New Zealand’s central bank reported one of its databases had been breached after a hacker gained access to one of its third-party file-sharing vendors, the Associated Press reports. Commercially and personally sensitive information was accessed. “We are working closely with domestic and international cybersecurity experts and other relevant authorities as part of our investigation and response to this malicious attack,” said Governor Adian Orr.
7. A debrief on what you should know about the UK Information Commissioner’s Office
The Information Commissioner’s Office (ICO) might not be a pop-culture term, but it’s certainly well known to anyone following privacy and data protection. That’s because it’s the U.K.’s data protection authority and one of the most active EU data protection authorities. It gained a bit of mainstream fame when its enforcement officers raided the offices of Cambridge Analytica, the infamous data analytics firm behind Facebook’s data breach, in 2014. This Osano blog post outlines some of the ICO’s recent action and what makes it a regulator you should know in the privacy space.
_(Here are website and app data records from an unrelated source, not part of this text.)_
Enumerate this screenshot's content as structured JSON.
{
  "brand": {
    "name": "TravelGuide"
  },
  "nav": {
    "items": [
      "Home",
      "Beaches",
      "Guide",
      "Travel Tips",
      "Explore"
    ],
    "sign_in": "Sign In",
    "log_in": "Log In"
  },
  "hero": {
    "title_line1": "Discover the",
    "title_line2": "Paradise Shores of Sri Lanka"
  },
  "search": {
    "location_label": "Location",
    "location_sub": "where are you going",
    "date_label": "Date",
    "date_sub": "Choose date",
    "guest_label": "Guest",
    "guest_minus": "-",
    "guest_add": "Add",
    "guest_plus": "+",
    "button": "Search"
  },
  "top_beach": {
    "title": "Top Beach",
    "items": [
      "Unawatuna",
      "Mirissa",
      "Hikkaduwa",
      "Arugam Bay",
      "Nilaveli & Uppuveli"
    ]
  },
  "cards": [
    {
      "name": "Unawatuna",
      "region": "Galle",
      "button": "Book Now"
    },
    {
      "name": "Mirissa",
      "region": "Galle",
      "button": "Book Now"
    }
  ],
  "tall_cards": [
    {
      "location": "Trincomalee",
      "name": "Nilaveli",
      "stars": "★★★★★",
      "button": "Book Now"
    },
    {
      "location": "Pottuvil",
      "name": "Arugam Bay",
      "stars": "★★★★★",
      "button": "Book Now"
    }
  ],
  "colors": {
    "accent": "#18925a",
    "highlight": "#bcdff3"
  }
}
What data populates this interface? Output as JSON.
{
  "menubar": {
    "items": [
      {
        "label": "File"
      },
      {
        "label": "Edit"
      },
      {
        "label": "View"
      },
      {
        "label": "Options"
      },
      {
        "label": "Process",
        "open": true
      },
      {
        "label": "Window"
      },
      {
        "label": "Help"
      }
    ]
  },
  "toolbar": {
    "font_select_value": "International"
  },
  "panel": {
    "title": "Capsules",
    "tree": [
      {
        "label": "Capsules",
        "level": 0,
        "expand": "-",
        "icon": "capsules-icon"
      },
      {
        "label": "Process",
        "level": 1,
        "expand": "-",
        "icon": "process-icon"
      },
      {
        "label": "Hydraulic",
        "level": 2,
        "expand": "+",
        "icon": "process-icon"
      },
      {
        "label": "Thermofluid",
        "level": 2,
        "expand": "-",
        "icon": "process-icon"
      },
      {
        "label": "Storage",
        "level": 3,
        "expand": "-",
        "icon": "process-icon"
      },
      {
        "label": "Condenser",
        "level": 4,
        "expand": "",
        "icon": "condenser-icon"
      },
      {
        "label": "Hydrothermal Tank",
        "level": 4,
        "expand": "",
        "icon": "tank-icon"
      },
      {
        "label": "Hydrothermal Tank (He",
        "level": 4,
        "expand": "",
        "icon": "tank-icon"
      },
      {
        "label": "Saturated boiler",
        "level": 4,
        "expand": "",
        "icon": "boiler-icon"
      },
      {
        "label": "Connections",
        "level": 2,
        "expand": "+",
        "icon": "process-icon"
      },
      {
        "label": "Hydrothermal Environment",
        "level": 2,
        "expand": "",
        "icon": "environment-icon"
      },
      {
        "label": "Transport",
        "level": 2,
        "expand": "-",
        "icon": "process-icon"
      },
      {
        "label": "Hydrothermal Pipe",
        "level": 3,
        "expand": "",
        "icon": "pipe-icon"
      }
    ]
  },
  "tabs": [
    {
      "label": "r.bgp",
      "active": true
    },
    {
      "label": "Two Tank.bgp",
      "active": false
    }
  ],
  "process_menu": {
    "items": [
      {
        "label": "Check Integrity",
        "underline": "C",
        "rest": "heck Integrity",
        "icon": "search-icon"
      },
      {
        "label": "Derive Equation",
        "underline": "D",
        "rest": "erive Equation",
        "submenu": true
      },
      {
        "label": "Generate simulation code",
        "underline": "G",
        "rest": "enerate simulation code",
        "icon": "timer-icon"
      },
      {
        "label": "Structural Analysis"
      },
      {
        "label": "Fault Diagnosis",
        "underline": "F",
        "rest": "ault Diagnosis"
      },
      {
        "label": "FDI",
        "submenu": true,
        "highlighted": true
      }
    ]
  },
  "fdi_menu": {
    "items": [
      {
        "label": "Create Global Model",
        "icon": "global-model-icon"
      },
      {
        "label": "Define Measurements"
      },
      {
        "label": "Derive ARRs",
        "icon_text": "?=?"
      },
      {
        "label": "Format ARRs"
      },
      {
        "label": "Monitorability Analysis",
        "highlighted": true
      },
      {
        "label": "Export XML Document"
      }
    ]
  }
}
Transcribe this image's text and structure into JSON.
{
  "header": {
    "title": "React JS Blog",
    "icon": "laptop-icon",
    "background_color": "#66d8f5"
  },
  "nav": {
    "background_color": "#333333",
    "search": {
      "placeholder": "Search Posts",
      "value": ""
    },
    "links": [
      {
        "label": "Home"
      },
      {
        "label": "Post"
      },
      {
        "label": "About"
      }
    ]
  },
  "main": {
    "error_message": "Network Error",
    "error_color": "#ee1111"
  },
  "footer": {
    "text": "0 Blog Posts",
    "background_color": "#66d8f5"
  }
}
8. Opinion: Canada’s new privacy bill encouraging, needs work
In an opinion piece for CBC News, Vass Bednar and Mark Surman Canada’s recently proposed Consumer Privacy Protection Act, or Bill C-11. The act is an opportunity for Canada to set an example beyond its borders, the authors write. “Just like pollution, abuse of data affects individuals and the collective. When we're on Facebook or YouTube, your data is mixed with my data. In order to get better treatment from online services, we need a way to push for our rights together, not just as individuals. Otherwise, the burden on individuals to manage their digital privacy will remain absurdly high.”